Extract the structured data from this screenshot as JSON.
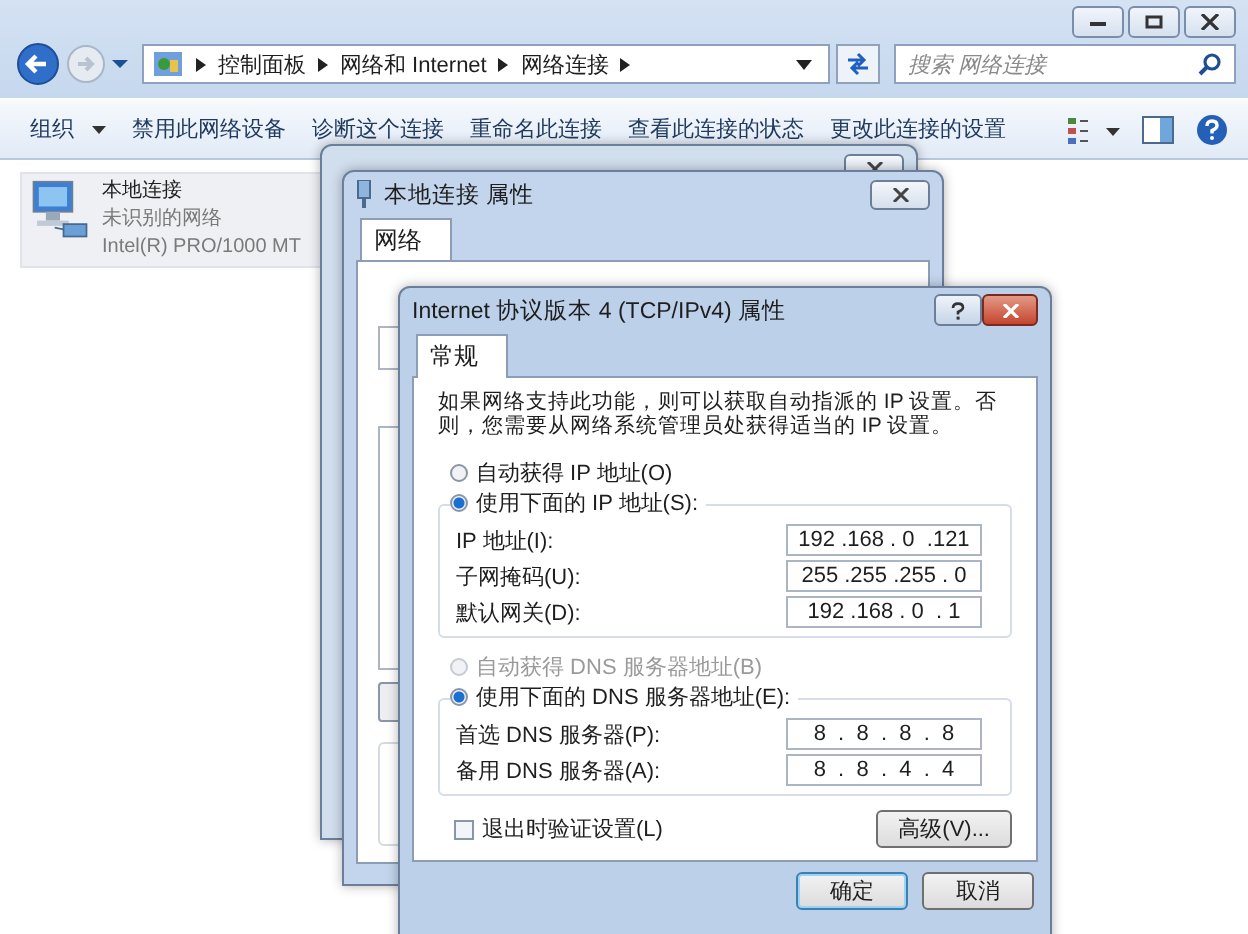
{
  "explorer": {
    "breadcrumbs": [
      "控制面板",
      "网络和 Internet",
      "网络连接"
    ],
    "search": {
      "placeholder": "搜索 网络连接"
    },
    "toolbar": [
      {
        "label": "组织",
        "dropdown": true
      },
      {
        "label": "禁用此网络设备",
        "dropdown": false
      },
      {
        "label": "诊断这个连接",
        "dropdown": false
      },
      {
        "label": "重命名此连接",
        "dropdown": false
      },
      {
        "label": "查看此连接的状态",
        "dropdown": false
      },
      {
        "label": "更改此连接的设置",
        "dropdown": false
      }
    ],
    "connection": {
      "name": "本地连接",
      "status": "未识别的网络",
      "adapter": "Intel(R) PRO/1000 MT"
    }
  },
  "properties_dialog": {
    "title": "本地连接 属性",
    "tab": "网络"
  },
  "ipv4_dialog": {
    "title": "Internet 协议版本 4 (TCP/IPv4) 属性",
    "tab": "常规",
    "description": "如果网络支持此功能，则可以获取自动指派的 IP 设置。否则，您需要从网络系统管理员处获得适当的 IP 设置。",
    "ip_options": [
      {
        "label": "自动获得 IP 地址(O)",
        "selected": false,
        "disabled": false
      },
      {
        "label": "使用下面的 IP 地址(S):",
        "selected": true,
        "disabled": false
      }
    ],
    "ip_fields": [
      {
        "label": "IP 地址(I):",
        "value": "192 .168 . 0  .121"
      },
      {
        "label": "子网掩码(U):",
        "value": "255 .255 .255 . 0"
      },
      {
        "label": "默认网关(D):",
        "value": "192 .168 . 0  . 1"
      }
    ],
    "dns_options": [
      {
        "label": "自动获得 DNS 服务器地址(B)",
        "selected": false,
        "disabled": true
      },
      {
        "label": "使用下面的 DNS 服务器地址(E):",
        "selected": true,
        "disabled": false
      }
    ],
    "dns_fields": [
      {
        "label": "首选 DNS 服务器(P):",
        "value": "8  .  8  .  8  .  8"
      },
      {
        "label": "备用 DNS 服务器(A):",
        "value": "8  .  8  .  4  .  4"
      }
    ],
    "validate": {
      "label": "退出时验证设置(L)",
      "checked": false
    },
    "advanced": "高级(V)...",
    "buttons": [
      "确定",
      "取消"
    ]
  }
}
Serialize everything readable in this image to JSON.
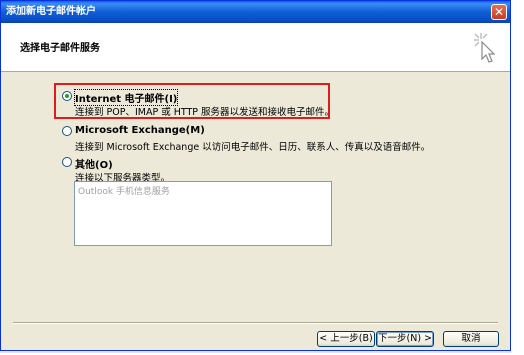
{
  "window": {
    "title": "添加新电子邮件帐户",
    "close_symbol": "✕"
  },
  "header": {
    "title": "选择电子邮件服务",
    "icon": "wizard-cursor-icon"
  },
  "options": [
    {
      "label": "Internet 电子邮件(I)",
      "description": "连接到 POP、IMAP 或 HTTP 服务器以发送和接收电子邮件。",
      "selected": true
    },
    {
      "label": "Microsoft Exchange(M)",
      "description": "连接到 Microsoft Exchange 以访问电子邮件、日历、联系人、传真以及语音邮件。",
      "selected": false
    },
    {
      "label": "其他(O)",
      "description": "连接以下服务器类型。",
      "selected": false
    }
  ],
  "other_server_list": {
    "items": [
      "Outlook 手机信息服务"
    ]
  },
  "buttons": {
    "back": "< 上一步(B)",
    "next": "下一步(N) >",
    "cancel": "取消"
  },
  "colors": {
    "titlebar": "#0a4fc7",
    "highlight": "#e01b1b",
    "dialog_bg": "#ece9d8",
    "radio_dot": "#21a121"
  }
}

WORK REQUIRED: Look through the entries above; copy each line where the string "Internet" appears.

ANSWER BELOW:
      "网络和 Internet",
    "title": "Internet 协议版本 4 (TCP/IPv4) 属性",
      "label": "Internet 电子邮件(I)",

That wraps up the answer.